There hasn’t been much to Babylon since the fourth century before Christ, when Alexander the Great died in Nebuchadnezzar’s old palace there (323 B.C.). Yes, there is mention of Babylon in the Book of Revelation, but most scholars believe that was a veiled reference to imperial Rome, the great power of its time.
Babylon has ancient roots, though, and was the cradle of civilization that gave rise to the entire Middle East. It is not far from the patriarch Abraham’s homeland of Ur and stands on the Euphrates River in southern Mesopotamia. Scholars believe Babylon was founded more than 2,000 years before the birth of Christ by the Akkadian ruler, Sargon (d. 2279 B.C.).
Bible scholars also say that Babylon — whose name means “Gate of the God” — is the same city as Babel, founded, according to the Bible, by Nimrod, a descendent of Noah (Gen 10:8-10) in the land of Shinar. (Shinar was the homeland of the Sumerians, from whom the first forms of writing came into history.) The tower of Babel (Gen 11) probably resembled the great ziggurats of ancient Mesopotamia.
Babylon was later ruled as a city-state by the Amorites. Their most famous leader was Hammurabi (d. 1750 B.C.), whose code of law influenced the development of Mosaic Law (with such decrees as “an eye for an eye.’”
The Hittites overran Babylon in 1600 B.C. and it did not rise in power again for nearly 1,000 years. Then, in 626 B.C., the Babylonians gained independence from Assyria (who had destroyed the Hittite power around 1180 B.C.). Babylon’s rise to regional power, known as the neo-Babylonian Chaldean Empire, was rapid and Babylon became one of the architectural wonders of the ancient world.
The northern kingdom of Israel had fallen to the Assyrians in 721 B.C. The southern kingdom of Judah, with Jerusalem as its capital, remained independent until 587 B.C., when Nebuchadnezzar II conquered it, destroyed the Temple and the city, and took most of the Jewish leaders and scholars into exile.
In the ongoing saga of war in the Middle East, Babylon was overthrown by the Persians in 539 B.C. and, two years later, the Persian ruler, Cyrus, allowed the Jews to return and rebuild Jerusalem.

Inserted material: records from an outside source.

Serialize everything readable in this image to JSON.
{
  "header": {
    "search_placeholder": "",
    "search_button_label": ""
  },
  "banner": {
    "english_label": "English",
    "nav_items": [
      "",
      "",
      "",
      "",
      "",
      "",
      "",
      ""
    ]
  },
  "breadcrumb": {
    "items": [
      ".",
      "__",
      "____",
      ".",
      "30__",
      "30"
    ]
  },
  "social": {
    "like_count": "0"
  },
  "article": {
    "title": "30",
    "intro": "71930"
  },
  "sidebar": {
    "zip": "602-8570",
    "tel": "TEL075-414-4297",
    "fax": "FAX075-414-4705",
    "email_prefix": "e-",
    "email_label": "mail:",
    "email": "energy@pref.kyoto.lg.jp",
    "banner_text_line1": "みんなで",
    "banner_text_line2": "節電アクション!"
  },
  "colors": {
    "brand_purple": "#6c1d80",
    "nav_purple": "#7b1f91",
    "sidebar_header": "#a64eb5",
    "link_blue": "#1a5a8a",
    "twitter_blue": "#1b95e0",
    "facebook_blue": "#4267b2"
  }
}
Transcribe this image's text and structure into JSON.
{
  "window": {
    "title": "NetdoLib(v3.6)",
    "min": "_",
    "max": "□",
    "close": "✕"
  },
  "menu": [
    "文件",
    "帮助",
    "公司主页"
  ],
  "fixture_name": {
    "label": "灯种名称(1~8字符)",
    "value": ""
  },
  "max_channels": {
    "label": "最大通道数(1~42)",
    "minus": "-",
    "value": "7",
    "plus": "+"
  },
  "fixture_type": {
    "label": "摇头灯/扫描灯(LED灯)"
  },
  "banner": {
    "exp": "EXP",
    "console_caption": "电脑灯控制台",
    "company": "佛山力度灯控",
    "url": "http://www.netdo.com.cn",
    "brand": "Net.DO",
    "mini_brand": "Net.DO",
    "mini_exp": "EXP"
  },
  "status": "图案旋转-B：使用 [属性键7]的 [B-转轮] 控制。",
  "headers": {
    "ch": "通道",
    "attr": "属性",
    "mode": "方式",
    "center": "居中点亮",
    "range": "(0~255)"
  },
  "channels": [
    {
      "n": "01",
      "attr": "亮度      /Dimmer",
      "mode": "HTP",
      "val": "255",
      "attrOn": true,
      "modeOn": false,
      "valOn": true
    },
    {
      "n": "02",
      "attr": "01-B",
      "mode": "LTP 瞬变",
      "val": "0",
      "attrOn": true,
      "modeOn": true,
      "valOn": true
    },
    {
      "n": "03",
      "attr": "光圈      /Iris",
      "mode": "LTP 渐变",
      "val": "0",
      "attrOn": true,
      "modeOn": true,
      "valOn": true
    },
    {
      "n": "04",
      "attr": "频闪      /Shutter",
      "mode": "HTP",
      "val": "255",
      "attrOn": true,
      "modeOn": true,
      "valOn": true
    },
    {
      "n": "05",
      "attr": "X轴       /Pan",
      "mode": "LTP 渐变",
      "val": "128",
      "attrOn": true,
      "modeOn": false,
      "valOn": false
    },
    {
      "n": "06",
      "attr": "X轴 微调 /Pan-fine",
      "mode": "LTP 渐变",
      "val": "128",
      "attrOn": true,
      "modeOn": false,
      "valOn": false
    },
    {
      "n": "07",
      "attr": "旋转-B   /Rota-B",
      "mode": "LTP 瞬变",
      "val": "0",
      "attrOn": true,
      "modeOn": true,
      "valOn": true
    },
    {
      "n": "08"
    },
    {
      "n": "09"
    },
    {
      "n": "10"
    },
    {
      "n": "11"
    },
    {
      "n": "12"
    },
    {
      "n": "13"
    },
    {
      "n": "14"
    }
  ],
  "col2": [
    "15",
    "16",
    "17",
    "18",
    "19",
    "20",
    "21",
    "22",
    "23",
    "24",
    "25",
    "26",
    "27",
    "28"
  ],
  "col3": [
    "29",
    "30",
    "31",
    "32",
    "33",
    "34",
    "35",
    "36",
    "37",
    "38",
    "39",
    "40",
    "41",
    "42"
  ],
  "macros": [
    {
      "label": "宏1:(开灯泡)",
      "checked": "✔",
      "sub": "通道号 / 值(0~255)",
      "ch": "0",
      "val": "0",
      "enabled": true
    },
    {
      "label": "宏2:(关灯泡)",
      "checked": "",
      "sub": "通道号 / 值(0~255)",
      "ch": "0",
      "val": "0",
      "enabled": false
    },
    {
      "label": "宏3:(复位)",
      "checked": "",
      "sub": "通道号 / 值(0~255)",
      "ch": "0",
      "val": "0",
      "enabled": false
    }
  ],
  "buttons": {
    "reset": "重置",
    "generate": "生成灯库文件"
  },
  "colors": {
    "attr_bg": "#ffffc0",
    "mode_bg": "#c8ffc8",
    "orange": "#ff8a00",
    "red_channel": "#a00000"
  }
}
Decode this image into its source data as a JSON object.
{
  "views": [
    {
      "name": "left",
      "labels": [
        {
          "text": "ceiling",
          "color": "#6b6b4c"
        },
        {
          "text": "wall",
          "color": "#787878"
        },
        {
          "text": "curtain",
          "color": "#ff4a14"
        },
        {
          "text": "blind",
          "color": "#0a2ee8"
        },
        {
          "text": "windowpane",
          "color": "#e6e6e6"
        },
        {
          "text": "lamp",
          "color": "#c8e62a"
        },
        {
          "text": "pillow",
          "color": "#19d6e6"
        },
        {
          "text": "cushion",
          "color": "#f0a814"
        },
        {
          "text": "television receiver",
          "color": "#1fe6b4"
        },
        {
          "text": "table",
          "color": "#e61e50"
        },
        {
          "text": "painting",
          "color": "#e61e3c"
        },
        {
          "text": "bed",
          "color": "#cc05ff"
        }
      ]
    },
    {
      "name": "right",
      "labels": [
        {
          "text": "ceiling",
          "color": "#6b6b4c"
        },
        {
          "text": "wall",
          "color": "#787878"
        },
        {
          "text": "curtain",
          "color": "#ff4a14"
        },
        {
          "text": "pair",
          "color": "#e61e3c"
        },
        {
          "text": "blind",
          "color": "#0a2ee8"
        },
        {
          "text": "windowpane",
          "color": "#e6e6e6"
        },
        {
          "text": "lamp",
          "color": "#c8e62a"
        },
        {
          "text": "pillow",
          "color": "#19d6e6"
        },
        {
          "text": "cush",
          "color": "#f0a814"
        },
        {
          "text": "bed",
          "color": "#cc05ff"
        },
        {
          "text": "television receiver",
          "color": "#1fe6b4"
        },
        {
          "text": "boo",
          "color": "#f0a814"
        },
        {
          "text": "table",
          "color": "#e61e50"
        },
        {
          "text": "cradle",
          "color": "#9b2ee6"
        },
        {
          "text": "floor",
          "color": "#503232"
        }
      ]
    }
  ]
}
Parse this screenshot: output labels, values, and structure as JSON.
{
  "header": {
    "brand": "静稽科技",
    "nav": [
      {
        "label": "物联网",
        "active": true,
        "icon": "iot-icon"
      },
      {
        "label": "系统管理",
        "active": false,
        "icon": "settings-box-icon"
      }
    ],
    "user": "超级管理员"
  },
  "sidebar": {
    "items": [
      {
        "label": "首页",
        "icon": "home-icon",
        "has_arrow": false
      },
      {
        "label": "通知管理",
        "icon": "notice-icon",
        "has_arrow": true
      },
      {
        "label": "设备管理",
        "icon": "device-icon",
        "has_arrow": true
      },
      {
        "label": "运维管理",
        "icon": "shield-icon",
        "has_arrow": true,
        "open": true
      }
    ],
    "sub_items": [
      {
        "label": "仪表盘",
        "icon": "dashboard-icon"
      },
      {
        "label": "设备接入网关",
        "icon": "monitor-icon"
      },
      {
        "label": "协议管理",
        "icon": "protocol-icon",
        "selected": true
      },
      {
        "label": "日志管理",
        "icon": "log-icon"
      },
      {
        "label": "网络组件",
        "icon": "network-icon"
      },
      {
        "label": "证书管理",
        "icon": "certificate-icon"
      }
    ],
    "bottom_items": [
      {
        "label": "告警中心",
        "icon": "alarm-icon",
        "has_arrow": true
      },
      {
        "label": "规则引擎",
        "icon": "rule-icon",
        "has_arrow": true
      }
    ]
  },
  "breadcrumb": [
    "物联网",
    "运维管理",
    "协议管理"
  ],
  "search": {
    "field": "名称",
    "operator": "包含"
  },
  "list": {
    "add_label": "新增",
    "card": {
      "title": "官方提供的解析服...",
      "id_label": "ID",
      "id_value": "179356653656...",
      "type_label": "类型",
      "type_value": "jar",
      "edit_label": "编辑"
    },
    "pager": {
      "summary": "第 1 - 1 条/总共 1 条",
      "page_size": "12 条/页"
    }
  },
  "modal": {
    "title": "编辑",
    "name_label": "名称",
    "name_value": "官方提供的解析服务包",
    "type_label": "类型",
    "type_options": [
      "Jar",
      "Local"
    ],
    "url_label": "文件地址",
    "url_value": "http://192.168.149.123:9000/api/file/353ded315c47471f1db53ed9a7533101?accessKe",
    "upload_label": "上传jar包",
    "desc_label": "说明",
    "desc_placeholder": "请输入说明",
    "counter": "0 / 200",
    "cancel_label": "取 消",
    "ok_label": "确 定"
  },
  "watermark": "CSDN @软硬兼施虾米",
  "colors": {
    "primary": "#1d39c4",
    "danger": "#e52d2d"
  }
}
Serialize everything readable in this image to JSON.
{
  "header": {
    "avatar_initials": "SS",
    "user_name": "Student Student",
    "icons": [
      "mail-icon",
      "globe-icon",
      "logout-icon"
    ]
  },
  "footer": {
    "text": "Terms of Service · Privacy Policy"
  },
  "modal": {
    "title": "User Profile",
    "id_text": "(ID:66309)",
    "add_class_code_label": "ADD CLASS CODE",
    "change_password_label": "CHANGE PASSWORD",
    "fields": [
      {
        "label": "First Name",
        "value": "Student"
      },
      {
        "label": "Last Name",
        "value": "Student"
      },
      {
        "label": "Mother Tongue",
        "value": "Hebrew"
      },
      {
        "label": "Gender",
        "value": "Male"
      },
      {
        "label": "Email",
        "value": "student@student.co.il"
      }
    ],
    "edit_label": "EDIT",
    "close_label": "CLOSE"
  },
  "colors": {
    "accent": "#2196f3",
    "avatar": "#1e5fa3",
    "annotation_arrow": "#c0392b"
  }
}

The Exile officially ended when the Temple was rededicated in 516 B.C.
The Babylonian Exile was a defining event in Jewish history and still affects Jews to this day. In 1996, Israel’s president, Ezer Weismann, gave a speech to both houses of the German Parliament: “I am no longer a wandering Jew who migrates from country to country, from exile to exile. But all Jews in every generation must regard themselves as if they had been there in previous generations, places and events. Therefore, I am still a wandering Jew … I was a slave in Egypt. … I entered Jerusalem with David and was exiled with Zedekiah. And I did not forget it by the rivers of Babylon. When the Lord returned the captives of Zion, I dreamed among the builders of its ramparts.”
In the Old Testament, prophets like Isaiah, Jeremiah and Ezekiel, warned Israel about the upcoming exile and the loss of Jerusalem, and then comforted them during the Babylonian Captivity. The center of Jewish worship, the Temple, where the presence of God resided, was lost. But, as the prophets reminded the people, God was still with them.
Religious studies scholar Leonard Doohan said the “Babylonian captivity was a time for the Jews to examine their infidelity, against which Isaiah had spoken (6:11-13) and rethink their commitment to God.”
During Lent, we are called to examine the flaws in our own lives and how we live in a type of exile, longing to return to God, to dwell in peace in the eternal kingdom. Through Jesus, we have been given the means to do just that. And, as the Gospel for this Sunday — the midpoint of Lent — reads, “For God so loved the world that he gave his only Son, so that everyone who believes in him might not perish but might have eternal life” (Jn 3:16).
That’s certainly a reason to rejoice.
Sources: www.TorahBytes.org; en.wikipedia.org; The Modern Catholic Encyclopedia; the American Bible Society; www.bible-history.com; and The Columbia Encyclopedia.